I look at it like this: if a food doesn't spoil, it is most likely because bacteria and fungus can get no nutritional value from it. Do I want to eat that?
2. There are some exceptions, of course, but surprisingly few.
Here are two other reasons bacteria might not be able to eat something you can eat:
1. They can't stand the chemical environment -- pH, poisons, salinity. You're just eating it, and can compensate for a lot; they have to live in it! Examples: Honey, garlic, onions, hard liquor, vinegar, salted butter.
2. It's too dry; you can drink extra water, but they need it to come from the environment they live in. Examples: Any dry food, really, but stale bread and dried meat are good examples.
. . . and cheating a bit, here's one more:
3. The food could spoil, but is in an otherwise inhospitable environment -- too cold, too hot, no oxygen, already sterile/sealed. Examples: Frozen food, food in the slow cooker, canned food.
None of those have much to do with nutrition! You're just a more robust organism than bacteria, is all.
Even "poisons" in the first one is misleading -- a lot of what the microbial world sees as poison, you and I see as tasty. :)

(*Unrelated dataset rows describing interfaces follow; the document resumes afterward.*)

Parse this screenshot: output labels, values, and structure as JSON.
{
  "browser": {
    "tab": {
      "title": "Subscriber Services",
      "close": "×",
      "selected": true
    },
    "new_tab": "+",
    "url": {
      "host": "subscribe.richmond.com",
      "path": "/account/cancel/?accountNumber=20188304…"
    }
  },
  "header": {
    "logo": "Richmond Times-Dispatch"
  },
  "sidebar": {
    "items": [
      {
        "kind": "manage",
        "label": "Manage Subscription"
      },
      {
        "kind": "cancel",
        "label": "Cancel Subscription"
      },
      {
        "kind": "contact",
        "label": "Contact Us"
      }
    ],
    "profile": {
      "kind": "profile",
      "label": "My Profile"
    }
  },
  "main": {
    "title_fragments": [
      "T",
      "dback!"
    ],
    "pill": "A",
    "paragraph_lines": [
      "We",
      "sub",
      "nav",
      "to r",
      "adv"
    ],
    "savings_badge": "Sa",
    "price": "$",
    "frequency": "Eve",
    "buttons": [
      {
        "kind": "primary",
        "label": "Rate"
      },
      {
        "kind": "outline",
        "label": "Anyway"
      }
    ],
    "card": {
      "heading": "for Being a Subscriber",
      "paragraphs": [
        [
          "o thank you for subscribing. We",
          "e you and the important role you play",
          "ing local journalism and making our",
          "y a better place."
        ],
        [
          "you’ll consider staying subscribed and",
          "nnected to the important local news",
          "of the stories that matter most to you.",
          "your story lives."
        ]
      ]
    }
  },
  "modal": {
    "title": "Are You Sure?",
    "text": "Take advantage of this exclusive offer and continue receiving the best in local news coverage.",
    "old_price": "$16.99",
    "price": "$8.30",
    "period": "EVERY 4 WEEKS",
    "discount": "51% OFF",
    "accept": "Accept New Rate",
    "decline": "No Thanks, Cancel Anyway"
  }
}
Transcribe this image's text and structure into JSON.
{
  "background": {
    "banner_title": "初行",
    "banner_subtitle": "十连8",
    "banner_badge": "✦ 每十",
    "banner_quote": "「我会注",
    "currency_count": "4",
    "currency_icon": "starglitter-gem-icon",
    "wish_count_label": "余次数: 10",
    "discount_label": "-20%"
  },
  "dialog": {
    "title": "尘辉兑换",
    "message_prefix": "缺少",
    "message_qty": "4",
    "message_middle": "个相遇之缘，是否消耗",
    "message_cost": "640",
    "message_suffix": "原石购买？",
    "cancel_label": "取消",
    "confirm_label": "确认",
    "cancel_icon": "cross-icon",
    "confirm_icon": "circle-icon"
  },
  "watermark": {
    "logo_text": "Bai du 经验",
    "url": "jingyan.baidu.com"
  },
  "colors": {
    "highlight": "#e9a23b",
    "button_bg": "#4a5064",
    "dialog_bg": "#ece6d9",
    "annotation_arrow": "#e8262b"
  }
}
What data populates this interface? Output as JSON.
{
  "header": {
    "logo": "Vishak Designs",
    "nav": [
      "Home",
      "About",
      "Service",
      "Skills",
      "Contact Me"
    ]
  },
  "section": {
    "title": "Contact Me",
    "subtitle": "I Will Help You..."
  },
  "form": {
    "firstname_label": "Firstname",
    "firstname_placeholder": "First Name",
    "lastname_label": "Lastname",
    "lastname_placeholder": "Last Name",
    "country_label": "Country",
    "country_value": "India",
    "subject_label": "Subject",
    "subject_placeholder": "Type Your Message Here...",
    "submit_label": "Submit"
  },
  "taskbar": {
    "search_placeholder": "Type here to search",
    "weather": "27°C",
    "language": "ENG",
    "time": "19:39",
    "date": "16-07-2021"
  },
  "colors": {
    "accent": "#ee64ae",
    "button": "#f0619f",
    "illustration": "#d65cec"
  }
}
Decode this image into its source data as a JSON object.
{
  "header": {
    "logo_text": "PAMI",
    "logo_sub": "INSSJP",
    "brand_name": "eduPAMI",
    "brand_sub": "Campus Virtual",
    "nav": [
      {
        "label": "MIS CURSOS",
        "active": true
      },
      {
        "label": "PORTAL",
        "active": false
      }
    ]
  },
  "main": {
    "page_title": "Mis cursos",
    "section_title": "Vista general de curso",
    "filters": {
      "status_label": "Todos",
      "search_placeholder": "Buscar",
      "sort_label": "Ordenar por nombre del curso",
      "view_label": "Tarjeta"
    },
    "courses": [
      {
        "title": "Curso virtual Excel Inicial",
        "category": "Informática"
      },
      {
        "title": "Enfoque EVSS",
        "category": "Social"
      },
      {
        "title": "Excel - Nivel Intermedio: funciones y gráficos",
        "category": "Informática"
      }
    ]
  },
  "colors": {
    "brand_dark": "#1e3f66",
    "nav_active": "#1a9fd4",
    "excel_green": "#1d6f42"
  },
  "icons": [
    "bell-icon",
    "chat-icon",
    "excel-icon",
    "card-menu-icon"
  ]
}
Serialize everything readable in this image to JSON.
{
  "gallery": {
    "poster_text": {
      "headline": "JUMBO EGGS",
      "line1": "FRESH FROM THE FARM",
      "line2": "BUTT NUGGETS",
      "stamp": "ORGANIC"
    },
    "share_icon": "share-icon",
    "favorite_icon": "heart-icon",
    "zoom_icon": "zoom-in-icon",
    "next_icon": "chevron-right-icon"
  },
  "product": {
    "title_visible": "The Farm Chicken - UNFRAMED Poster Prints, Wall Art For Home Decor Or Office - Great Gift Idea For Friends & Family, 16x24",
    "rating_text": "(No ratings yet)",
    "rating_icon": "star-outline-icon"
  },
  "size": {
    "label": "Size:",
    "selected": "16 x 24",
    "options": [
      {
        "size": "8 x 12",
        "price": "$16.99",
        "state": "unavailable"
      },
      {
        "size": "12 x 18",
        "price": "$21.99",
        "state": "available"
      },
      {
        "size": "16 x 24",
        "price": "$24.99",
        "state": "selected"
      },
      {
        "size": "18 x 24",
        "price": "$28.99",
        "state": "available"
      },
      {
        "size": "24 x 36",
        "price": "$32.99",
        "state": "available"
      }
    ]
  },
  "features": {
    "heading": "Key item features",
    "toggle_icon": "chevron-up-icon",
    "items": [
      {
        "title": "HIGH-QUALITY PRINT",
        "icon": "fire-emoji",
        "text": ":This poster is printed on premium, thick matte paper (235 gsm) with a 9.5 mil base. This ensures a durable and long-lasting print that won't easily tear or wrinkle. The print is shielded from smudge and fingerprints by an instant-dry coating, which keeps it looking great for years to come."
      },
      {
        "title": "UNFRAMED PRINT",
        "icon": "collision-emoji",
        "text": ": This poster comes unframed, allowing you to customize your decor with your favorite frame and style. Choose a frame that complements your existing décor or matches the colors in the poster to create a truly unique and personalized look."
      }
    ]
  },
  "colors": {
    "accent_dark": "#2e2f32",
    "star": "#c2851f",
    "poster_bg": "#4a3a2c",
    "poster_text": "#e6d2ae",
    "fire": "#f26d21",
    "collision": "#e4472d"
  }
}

Brown rice and dried beans don't spoil and are extremely cheap. Most other foods can be frozen to prevent spoilage.